I’m only going to recommend one resource produced by The Guild of Residential Landlords, because almost all the information in this blog post was accumulated from information available on their website, specifically this page (go there for a more in-depth explanation of GDPR). It was probably the only website which I came across which catered to my limited attention span and very limited ability to absorb boring shit.
Needless to say, if you’re looking for a good time and practical day-to-day landlording tips, then RIGHT HERE is home. However, if you’re serious about staying on top of all the landlord legal junk, then I can’t recommend becoming a member of The Guild of Residential Landlords enough. I’ve been recommending and endorsing them for a while now – they’re the best Landlord Association, in my opinion.
Any questions? Hope not!
If you have any questions regarding GDPR I hope I’ve made it abundantly clear that it’s not worth asking me. But drop it down in the comment section anyways, because maybe Adrian from GRL will stop by since I [willingly and deservedly] plugged his services, or perhaps someone else with a credible legal mind can assist.
If you feel I’ve missed anything out, if you feel there’s been an oversight, or if you did something different to comply, please drop a comment!
Hope this rides been usAful! xoxo
P.s. Apologies for the delay on getting this out! Writing about legal nonsense doesn’t really flow as easily as a dip-stick tenant that ruined my walls with anal warts. But that’s my curse, not yours.

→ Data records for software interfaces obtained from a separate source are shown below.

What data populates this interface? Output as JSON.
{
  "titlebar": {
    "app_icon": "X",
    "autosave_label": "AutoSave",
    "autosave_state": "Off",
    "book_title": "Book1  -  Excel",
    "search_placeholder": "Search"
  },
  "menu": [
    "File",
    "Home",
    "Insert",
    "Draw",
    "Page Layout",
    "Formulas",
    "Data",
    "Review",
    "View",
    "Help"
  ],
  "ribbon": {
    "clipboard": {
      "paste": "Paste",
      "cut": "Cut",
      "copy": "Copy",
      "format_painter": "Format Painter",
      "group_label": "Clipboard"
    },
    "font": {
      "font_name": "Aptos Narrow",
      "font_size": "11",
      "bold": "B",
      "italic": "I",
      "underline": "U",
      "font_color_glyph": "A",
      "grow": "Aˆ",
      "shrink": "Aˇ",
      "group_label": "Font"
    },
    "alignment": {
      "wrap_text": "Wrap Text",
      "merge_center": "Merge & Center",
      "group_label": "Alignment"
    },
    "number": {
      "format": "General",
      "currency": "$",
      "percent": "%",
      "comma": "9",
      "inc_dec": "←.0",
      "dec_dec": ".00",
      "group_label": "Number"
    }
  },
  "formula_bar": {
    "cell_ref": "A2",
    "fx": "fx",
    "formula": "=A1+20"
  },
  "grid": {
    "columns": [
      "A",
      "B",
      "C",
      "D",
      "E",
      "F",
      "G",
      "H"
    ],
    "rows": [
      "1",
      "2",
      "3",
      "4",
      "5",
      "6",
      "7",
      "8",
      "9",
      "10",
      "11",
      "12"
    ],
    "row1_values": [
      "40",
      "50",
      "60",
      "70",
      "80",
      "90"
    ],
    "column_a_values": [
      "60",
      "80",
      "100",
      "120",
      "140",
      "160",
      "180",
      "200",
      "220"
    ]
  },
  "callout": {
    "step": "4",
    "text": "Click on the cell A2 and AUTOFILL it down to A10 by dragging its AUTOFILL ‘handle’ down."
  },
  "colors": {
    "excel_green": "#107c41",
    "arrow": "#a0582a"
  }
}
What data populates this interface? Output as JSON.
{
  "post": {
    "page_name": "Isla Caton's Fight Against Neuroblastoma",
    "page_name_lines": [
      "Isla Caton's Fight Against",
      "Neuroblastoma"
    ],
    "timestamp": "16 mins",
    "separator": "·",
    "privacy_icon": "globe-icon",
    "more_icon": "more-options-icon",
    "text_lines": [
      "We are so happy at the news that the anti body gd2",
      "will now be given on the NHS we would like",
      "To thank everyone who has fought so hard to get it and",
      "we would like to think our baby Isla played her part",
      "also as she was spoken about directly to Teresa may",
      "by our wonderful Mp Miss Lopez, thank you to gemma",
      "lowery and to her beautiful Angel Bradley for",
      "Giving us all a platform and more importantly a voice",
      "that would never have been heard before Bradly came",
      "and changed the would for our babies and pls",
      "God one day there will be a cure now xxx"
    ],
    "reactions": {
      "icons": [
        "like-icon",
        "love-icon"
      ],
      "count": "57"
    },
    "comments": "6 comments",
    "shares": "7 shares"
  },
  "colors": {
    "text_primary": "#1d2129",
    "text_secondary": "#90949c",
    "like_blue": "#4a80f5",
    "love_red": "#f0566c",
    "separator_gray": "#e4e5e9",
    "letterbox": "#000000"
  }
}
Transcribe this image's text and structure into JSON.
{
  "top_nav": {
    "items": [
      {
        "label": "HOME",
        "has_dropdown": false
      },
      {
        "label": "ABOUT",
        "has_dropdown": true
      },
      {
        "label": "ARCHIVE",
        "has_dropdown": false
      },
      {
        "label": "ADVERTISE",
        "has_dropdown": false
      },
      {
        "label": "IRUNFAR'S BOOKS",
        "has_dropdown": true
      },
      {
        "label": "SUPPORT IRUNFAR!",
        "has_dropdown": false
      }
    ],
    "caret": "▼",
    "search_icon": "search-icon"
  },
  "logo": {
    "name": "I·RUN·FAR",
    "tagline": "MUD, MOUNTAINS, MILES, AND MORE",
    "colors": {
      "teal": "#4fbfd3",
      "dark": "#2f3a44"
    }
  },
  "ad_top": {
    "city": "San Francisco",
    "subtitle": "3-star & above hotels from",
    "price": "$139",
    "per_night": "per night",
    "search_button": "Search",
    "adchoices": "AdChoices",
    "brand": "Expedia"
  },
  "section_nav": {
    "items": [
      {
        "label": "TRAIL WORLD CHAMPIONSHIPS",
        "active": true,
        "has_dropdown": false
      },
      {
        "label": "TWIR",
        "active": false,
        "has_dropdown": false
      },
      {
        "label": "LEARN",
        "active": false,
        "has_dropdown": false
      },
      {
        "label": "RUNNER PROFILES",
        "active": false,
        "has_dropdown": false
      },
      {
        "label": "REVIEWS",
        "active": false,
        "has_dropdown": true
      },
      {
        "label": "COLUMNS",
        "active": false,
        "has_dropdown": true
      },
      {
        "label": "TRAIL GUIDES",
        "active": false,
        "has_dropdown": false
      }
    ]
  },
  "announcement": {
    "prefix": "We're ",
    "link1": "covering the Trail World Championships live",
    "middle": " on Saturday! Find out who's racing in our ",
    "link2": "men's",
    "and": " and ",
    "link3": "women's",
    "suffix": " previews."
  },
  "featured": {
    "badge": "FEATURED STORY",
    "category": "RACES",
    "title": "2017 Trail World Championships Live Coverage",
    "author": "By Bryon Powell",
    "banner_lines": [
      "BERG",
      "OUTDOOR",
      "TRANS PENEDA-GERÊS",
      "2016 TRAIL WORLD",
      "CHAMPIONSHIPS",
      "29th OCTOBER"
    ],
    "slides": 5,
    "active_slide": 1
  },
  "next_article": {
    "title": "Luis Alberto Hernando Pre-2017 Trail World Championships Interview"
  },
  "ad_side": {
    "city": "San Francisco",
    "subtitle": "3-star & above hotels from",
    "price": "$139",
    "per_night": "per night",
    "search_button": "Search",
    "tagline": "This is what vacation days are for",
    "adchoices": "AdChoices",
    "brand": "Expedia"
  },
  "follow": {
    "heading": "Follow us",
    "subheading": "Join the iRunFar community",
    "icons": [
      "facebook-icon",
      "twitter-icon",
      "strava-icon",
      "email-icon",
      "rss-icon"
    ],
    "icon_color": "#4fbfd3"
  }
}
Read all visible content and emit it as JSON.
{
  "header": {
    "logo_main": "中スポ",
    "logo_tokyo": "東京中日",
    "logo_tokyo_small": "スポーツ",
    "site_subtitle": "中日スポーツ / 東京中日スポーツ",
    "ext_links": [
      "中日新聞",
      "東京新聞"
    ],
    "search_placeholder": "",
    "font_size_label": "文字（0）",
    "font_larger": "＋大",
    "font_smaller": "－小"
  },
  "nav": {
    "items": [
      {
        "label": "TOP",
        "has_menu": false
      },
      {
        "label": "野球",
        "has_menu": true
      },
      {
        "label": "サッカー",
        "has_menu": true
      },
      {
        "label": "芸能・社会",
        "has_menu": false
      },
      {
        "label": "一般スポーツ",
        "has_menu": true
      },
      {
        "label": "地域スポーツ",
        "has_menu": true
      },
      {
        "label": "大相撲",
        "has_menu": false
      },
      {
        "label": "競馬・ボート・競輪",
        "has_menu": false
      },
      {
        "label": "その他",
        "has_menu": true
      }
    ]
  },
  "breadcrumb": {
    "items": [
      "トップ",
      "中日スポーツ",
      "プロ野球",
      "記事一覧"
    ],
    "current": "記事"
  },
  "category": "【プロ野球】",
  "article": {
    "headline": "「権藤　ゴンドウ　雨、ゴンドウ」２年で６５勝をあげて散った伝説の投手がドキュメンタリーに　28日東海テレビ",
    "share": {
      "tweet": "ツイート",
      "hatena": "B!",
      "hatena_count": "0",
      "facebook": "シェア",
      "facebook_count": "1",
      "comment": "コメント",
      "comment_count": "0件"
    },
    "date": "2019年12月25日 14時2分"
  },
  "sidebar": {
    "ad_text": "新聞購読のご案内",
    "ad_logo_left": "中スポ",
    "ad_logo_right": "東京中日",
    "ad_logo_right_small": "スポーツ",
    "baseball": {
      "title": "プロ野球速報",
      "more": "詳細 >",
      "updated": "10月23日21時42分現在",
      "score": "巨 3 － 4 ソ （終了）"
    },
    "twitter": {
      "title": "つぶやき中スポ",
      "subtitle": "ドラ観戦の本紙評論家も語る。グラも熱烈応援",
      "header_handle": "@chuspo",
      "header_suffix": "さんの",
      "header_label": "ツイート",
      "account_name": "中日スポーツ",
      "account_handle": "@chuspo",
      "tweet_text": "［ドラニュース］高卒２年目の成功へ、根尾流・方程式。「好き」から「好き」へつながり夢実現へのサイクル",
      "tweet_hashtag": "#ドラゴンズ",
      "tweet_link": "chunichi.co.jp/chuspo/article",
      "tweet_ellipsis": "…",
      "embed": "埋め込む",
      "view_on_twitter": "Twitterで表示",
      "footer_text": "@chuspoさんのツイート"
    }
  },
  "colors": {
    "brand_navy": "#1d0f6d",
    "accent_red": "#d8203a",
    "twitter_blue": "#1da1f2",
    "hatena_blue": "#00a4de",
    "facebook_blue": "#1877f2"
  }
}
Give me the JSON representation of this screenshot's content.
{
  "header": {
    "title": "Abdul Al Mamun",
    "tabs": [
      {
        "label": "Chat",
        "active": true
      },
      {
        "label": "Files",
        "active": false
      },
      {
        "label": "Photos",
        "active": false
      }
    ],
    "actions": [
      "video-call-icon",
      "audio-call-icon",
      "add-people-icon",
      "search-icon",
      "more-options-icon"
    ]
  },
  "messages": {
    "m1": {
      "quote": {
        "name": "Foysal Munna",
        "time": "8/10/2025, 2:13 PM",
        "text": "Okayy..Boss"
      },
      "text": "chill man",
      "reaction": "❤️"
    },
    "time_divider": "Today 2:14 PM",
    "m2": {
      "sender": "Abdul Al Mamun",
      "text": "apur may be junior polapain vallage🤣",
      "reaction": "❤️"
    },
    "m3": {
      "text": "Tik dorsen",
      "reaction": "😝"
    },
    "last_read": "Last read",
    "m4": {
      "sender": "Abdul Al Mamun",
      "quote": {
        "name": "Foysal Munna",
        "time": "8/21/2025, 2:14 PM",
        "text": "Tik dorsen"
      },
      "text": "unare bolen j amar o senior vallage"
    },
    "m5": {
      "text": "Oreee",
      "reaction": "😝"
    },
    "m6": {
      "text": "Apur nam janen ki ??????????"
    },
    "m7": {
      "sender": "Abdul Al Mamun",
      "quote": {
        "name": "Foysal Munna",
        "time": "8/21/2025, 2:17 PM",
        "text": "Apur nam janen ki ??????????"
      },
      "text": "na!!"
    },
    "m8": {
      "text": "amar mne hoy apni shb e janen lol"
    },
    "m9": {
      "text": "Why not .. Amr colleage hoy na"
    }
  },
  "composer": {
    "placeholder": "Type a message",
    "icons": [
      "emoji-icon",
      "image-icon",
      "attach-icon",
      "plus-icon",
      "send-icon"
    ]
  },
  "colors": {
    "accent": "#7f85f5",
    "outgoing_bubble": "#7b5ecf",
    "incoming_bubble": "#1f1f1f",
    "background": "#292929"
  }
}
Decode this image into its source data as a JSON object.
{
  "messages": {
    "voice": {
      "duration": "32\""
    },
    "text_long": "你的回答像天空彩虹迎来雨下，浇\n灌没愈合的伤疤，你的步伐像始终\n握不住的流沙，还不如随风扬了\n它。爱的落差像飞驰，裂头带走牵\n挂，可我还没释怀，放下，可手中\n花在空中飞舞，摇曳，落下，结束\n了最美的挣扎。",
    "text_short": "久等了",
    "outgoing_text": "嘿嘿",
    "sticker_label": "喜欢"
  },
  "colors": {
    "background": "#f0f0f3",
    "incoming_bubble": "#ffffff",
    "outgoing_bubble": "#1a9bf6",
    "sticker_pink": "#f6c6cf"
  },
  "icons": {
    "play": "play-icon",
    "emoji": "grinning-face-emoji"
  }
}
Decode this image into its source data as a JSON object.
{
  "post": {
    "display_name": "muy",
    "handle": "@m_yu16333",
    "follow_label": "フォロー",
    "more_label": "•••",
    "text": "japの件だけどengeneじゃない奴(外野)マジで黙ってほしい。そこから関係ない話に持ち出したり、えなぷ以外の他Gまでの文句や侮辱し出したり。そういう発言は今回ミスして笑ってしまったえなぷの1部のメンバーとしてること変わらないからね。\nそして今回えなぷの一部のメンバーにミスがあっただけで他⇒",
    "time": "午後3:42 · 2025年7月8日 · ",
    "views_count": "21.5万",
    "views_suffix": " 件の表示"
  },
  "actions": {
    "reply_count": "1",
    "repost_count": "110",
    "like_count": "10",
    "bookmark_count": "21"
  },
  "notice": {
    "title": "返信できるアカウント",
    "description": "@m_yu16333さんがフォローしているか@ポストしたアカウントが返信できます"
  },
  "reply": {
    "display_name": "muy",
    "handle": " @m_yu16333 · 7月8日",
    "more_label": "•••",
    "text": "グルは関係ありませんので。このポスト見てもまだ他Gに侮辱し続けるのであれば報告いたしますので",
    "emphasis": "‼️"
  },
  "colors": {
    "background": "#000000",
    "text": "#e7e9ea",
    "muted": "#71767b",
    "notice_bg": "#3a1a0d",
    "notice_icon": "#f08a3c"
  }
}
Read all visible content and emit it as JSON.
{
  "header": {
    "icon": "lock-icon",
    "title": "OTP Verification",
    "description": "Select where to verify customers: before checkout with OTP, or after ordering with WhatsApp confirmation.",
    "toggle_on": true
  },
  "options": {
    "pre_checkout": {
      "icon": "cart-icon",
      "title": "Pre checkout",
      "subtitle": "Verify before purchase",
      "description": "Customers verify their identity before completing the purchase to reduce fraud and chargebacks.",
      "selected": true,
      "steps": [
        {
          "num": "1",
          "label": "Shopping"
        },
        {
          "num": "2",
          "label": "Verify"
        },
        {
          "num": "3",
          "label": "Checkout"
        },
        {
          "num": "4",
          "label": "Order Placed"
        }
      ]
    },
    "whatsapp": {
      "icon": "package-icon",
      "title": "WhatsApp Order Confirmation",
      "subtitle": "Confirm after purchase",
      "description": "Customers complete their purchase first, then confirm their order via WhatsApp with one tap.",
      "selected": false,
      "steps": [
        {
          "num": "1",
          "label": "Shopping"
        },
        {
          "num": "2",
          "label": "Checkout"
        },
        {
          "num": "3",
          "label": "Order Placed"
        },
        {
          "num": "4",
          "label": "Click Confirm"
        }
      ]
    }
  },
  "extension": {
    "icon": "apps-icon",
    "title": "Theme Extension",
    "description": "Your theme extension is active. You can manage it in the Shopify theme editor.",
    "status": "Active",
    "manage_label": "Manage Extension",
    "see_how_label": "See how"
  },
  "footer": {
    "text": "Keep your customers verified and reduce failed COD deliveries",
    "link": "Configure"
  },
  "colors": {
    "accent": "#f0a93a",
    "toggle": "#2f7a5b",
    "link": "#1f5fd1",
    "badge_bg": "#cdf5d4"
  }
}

Disclaimer: I'm just a simple landlord blogger; I'm not qualified to give legal or financial advice. Any information I share is my opinion based on my personal experiences as an active landlord, and should never be construed as legal or professional advice. For more information, please read my full disclaimer.